**EXERCISE GOAL**
Copy out the full listing that comes next, exactly.

**RECORDS FOR THIS TASK**
=====

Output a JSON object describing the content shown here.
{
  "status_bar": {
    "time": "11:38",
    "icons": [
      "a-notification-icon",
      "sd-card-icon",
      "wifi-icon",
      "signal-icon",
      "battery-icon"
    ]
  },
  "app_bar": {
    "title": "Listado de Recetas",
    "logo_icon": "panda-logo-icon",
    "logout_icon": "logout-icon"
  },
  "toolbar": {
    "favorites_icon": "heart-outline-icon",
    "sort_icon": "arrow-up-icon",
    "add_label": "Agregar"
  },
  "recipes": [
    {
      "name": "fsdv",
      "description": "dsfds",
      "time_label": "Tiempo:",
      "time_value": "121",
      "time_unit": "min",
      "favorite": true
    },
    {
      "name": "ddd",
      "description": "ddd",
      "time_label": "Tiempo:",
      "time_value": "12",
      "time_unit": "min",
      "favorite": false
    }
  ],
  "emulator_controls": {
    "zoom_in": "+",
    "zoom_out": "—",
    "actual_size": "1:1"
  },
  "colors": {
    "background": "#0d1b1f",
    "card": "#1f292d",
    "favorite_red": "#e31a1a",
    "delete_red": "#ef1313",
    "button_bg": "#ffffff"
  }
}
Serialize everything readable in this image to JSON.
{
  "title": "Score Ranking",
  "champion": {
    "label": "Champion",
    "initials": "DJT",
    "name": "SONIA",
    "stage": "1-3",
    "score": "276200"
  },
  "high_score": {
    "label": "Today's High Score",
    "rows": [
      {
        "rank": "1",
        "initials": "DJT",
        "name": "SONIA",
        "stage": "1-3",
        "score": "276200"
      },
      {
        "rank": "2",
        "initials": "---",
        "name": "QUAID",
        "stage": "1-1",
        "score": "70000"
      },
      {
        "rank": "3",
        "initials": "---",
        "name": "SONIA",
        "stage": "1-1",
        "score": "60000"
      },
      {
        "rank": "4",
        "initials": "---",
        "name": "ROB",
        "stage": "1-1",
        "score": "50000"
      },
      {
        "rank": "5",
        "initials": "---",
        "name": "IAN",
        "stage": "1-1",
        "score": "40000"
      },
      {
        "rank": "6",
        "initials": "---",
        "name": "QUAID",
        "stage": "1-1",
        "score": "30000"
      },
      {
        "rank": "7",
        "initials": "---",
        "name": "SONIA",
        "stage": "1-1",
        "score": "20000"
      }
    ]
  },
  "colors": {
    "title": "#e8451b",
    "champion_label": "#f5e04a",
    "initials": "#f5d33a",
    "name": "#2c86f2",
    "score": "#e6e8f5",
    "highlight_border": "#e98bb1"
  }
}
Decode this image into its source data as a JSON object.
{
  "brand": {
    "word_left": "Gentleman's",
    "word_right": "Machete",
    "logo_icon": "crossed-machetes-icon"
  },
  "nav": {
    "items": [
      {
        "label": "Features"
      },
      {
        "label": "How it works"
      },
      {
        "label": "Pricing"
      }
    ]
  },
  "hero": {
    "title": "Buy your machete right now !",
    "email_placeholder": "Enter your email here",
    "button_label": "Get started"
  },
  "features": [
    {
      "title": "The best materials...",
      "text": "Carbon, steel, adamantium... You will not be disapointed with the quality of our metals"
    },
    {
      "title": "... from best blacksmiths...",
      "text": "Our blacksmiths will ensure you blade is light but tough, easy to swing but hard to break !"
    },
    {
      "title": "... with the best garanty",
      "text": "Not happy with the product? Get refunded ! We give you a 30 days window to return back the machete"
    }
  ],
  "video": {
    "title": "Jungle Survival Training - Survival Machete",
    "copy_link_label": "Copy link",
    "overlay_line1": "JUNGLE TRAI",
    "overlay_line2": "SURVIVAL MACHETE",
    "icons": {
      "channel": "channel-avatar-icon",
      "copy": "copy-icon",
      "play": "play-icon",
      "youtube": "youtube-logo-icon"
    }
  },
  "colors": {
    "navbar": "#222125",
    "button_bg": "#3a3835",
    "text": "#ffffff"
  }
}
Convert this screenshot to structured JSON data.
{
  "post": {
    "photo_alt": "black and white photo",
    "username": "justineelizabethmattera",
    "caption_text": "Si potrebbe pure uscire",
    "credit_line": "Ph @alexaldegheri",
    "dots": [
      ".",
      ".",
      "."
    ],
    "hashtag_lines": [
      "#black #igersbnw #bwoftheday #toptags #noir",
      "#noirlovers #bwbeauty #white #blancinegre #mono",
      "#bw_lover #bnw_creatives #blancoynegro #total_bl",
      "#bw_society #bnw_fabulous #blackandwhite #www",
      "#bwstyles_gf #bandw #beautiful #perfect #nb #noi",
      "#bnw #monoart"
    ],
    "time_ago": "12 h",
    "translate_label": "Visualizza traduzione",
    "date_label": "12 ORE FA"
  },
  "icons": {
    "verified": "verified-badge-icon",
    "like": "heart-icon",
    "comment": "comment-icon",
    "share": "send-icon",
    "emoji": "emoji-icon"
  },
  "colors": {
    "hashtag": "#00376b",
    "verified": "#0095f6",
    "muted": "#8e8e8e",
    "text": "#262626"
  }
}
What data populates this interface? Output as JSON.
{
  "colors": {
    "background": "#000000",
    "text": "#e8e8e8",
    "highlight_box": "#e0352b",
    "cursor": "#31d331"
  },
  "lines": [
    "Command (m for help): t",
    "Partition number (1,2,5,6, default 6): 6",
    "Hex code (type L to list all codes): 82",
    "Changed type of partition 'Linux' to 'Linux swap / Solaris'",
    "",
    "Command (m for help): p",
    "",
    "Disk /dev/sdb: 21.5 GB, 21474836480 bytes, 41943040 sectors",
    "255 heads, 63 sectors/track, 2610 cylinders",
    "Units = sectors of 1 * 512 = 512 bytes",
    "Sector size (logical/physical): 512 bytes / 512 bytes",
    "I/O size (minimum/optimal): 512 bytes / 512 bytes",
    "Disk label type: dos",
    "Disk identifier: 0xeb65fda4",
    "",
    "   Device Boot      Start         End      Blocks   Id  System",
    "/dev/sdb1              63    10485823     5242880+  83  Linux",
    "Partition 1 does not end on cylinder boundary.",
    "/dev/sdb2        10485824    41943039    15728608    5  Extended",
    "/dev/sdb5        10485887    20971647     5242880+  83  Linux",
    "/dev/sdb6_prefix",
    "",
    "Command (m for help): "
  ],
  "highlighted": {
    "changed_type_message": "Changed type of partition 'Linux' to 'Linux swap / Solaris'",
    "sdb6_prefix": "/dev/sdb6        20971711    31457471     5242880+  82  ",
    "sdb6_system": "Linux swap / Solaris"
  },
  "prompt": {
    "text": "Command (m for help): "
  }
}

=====

**WRITTEN ANSWER**
Output a JSON object describing the content shown here.
{
  "status_bar": {
    "time": "11:38",
    "icons": [
      "a-notification-icon",
      "sd-card-icon",
      "wifi-icon",
      "signal-icon",
      "battery-icon"
    ]
  },
  "app_bar": {
    "title": "Listado de Recetas",
    "logo_icon": "panda-logo-icon",
    "logout_icon": "logout-icon"
  },
  "toolbar": {
    "favorites_icon": "heart-outline-icon",
    "sort_icon": "arrow-up-icon",
    "add_label": "Agregar"
  },
  "recipes": [
    {
      "name": "fsdv",
      "description": "dsfds",
      "time_label": "Tiempo:",
      "time_value": "121",
      "time_unit": "min",
      "favorite": true
    },
    {
      "name": "ddd",
      "description": "ddd",
      "time_label": "Tiempo:",
      "time_value": "12",
      "time_unit": "min",
      "favorite": false
    }
  ],
  "emulator_controls": {
    "zoom_in": "+",
    "zoom_out": "—",
    "actual_size": "1:1"
  },
  "colors": {
    "background": "#0d1b1f",
    "card": "#1f292d",
    "favorite_red": "#e31a1a",
    "delete_red": "#ef1313",
    "button_bg": "#ffffff"
  }
}
Serialize everything readable in this image to JSON.
{
  "title": "Score Ranking",
  "champion": {
    "label": "Champion",
    "initials": "DJT",
    "name": "SONIA",
    "stage": "1-3",
    "score": "276200"
  },
  "high_score": {
    "label": "Today's High Score",
    "rows": [
      {
        "rank": "1",
        "initials": "DJT",
        "name": "SONIA",
        "stage": "1-3",
        "score": "276200"
      },
      {
        "rank": "2",
        "initials": "---",
        "name": "QUAID",
        "stage": "1-1",
        "score": "70000"
      },
      {
        "rank": "3",
        "initials": "---",
        "name": "SONIA",
        "stage": "1-1",
        "score": "60000"
      },
      {
        "rank": "4",
        "initials": "---",
        "name": "ROB",
        "stage": "1-1",
        "score": "50000"
      },
      {
        "rank": "5",
        "initials": "---",
        "name": "IAN",
        "stage": "1-1",
        "score": "40000"
      },
      {
        "rank": "6",
        "initials": "---",
        "name": "QUAID",
        "stage": "1-1",
        "score": "30000"
      },
      {
        "rank": "7",
        "initials": "---",
        "name": "SONIA",
        "stage": "1-1",
        "score": "20000"
      }
    ]
  },
  "colors": {
    "title": "#e8451b",
    "champion_label": "#f5e04a",
    "initials": "#f5d33a",
    "name": "#2c86f2",
    "score": "#e6e8f5",
    "highlight_border": "#e98bb1"
  }
}
Decode this image into its source data as a JSON object.
{
  "brand": {
    "word_left": "Gentleman's",
    "word_right": "Machete",
    "logo_icon": "crossed-machetes-icon"
  },
  "nav": {
    "items": [
      {
        "label": "Features"
      },
      {
        "label": "How it works"
      },
      {
        "label": "Pricing"
      }
    ]
  },
  "hero": {
    "title": "Buy your machete right now !",
    "email_placeholder": "Enter your email here",
    "button_label": "Get started"
  },
  "features": [
    {
      "title": "The best materials...",
      "text": "Carbon, steel, adamantium... You will not be disapointed with the quality of our metals"
    },
    {
      "title": "... from best blacksmiths...",
      "text": "Our blacksmiths will ensure you blade is light but tough, easy to swing but hard to break !"
    },
    {
      "title": "... with the best garanty",
      "text": "Not happy with the product? Get refunded ! We give you a 30 days window to return back the machete"
    }
  ],
  "video": {
    "title": "Jungle Survival Training - Survival Machete",
    "copy_link_label": "Copy link",
    "overlay_line1": "JUNGLE TRAI",
    "overlay_line2": "SURVIVAL MACHETE",
    "icons": {
      "channel": "channel-avatar-icon",
      "copy": "copy-icon",
      "play": "play-icon",
      "youtube": "youtube-logo-icon"
    }
  },
  "colors": {
    "navbar": "#222125",
    "button_bg": "#3a3835",
    "text": "#ffffff"
  }
}
Convert this screenshot to structured JSON data.
{
  "post": {
    "photo_alt": "black and white photo",
    "username": "justineelizabethmattera",
    "caption_text": "Si potrebbe pure uscire",
    "credit_line": "Ph @alexaldegheri",
    "dots": [
      ".",
      ".",
      "."
    ],
    "hashtag_lines": [
      "#black #igersbnw #bwoftheday #toptags #noir",
      "#noirlovers #bwbeauty #white #blancinegre #mono",
      "#bw_lover #bnw_creatives #blancoynegro #total_bl",
      "#bw_society #bnw_fabulous #blackandwhite #www",
      "#bwstyles_gf #bandw #beautiful #perfect #nb #noi",
      "#bnw #monoart"
    ],
    "time_ago": "12 h",
    "translate_label": "Visualizza traduzione",
    "date_label": "12 ORE FA"
  },
  "icons": {
    "verified": "verified-badge-icon",
    "like": "heart-icon",
    "comment": "comment-icon",
    "share": "send-icon",
    "emoji": "emoji-icon"
  },
  "colors": {
    "hashtag": "#00376b",
    "verified": "#0095f6",
    "muted": "#8e8e8e",
    "text": "#262626"
  }
}
What data populates this interface? Output as JSON.
{
  "colors": {
    "background": "#000000",
    "text": "#e8e8e8",
    "highlight_box": "#e0352b",
    "cursor": "#31d331"
  },
  "lines": [
    "Command (m for help): t",
    "Partition number (1,2,5,6, default 6): 6",
    "Hex code (type L to list all codes): 82",
    "Changed type of partition 'Linux' to 'Linux swap / Solaris'",
    "",
    "Command (m for help): p",
    "",
    "Disk /dev/sdb: 21.5 GB, 21474836480 bytes, 41943040 sectors",
    "255 heads, 63 sectors/track, 2610 cylinders",
    "Units = sectors of 1 * 512 = 512 bytes",
    "Sector size (logical/physical): 512 bytes / 512 bytes",
    "I/O size (minimum/optimal): 512 bytes / 512 bytes",
    "Disk label type: dos",
    "Disk identifier: 0xeb65fda4",
    "",
    "   Device Boot      Start         End      Blocks   Id  System",
    "/dev/sdb1              63    10485823     5242880+  83  Linux",
    "Partition 1 does not end on cylinder boundary.",
    "/dev/sdb2        10485824    41943039    15728608    5  Extended",
    "/dev/sdb5        10485887    20971647     5242880+  83  Linux",
    "/dev/sdb6_prefix",
    "",
    "Command (m for help): "
  ],
  "highlighted": {
    "changed_type_message": "Changed type of partition 'Linux' to 'Linux swap / Solaris'",
    "sdb6_prefix": "/dev/sdb6        20971711    31457471     5242880+  82  ",
    "sdb6_system": "Linux swap / Solaris"
  },
  "prompt": {
    "text": "Command (m for help): "
  }
}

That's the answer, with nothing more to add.